Exercise description:
What is needed is a faithful copy of all the records.

Records shown:
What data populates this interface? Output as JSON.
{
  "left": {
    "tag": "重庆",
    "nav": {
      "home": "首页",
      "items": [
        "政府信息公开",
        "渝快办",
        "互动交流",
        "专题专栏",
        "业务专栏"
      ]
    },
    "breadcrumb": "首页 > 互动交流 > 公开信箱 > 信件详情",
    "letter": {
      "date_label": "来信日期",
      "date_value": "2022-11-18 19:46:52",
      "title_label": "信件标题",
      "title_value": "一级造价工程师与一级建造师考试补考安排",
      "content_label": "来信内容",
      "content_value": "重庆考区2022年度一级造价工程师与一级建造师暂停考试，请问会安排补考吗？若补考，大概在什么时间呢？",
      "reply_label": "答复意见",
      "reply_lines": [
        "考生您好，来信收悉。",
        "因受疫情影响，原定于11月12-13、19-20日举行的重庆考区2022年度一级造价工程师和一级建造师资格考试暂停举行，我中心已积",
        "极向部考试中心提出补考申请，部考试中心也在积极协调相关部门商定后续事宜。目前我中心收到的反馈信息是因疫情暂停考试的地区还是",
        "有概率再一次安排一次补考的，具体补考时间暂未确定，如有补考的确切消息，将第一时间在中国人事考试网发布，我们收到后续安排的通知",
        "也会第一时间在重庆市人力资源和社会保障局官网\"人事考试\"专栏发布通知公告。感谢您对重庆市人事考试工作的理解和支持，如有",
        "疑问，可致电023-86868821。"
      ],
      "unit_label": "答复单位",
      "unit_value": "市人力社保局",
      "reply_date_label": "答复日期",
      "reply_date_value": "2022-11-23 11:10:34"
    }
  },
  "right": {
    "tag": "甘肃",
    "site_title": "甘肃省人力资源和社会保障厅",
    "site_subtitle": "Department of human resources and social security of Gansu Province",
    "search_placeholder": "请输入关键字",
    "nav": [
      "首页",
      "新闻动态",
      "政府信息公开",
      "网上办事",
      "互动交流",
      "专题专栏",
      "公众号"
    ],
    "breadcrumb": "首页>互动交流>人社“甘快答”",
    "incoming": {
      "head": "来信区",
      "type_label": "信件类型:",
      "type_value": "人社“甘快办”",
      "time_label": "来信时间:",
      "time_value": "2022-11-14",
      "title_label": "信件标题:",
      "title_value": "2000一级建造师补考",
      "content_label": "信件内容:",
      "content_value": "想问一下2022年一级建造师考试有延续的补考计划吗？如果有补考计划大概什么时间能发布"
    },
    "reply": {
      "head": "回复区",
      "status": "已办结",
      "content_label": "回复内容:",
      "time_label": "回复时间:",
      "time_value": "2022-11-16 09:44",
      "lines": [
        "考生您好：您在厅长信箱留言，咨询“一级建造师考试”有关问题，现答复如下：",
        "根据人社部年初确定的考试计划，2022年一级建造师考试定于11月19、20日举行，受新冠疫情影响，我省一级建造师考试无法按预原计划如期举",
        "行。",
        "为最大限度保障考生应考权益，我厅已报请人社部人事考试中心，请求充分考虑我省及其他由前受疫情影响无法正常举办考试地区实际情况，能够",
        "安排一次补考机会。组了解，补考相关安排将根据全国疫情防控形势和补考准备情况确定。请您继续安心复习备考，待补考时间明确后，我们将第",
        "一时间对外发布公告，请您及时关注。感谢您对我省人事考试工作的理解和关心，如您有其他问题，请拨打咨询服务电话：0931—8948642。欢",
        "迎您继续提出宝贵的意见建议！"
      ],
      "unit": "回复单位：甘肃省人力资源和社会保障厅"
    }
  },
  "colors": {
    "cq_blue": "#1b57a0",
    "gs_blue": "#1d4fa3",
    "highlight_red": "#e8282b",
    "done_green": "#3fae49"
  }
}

Response to the task:
What data populates this interface? Output as JSON.
{
  "left": {
    "tag": "重庆",
    "nav": {
      "home": "首页",
      "items": [
        "政府信息公开",
        "渝快办",
        "互动交流",
        "专题专栏",
        "业务专栏"
      ]
    },
    "breadcrumb": "首页 > 互动交流 > 公开信箱 > 信件详情",
    "letter": {
      "date_label": "来信日期",
      "date_value": "2022-11-18 19:46:52",
      "title_label": "信件标题",
      "title_value": "一级造价工程师与一级建造师考试补考安排",
      "content_label": "来信内容",
      "content_value": "重庆考区2022年度一级造价工程师与一级建造师暂停考试，请问会安排补考吗？若补考，大概在什么时间呢？",
      "reply_label": "答复意见",
      "reply_lines": [
        "考生您好，来信收悉。",
        "因受疫情影响，原定于11月12-13、19-20日举行的重庆考区2022年度一级造价工程师和一级建造师资格考试暂停举行，我中心已积",
        "极向部考试中心提出补考申请，部考试中心也在积极协调相关部门商定后续事宜。目前我中心收到的反馈信息是因疫情暂停考试的地区还是",
        "有概率再一次安排一次补考的，具体补考时间暂未确定，如有补考的确切消息，将第一时间在中国人事考试网发布，我们收到后续安排的通知",
        "也会第一时间在重庆市人力资源和社会保障局官网\"人事考试\"专栏发布通知公告。感谢您对重庆市人事考试工作的理解和支持，如有",
        "疑问，可致电023-86868821。"
      ],
      "unit_label": "答复单位",
      "unit_value": "市人力社保局",
      "reply_date_label": "答复日期",
      "reply_date_value": "2022-11-23 11:10:34"
    }
  },
  "right": {
    "tag": "甘肃",
    "site_title": "甘肃省人力资源和社会保障厅",
    "site_subtitle": "Department of human resources and social security of Gansu Province",
    "search_placeholder": "请输入关键字",
    "nav": [
      "首页",
      "新闻动态",
      "政府信息公开",
      "网上办事",
      "互动交流",
      "专题专栏",
      "公众号"
    ],
    "breadcrumb": "首页>互动交流>人社“甘快答”",
    "incoming": {
      "head": "来信区",
      "type_label": "信件类型:",
      "type_value": "人社“甘快办”",
      "time_label": "来信时间:",
      "time_value": "2022-11-14",
      "title_label": "信件标题:",
      "title_value": "2000一级建造师补考",
      "content_label": "信件内容:",
      "content_value": "想问一下2022年一级建造师考试有延续的补考计划吗？如果有补考计划大概什么时间能发布"
    },
    "reply": {
      "head": "回复区",
      "status": "已办结",
      "content_label": "回复内容:",
      "time_label": "回复时间:",
      "time_value": "2022-11-16 09:44",
      "lines": [
        "考生您好：您在厅长信箱留言，咨询“一级建造师考试”有关问题，现答复如下：",
        "根据人社部年初确定的考试计划，2022年一级建造师考试定于11月19、20日举行，受新冠疫情影响，我省一级建造师考试无法按预原计划如期举",
        "行。",
        "为最大限度保障考生应考权益，我厅已报请人社部人事考试中心，请求充分考虑我省及其他由前受疫情影响无法正常举办考试地区实际情况，能够",
        "安排一次补考机会。组了解，补考相关安排将根据全国疫情防控形势和补考准备情况确定。请您继续安心复习备考，待补考时间明确后，我们将第",
        "一时间对外发布公告，请您及时关注。感谢您对我省人事考试工作的理解和关心，如您有其他问题，请拨打咨询服务电话：0931—8948642。欢",
        "迎您继续提出宝贵的意见建议！"
      ],
      "unit": "回复单位：甘肃省人力资源和社会保障厅"
    }
  },
  "colors": {
    "cq_blue": "#1b57a0",
    "gs_blue": "#1d4fa3",
    "highlight_red": "#e8282b",
    "done_green": "#3fae49"
  }
}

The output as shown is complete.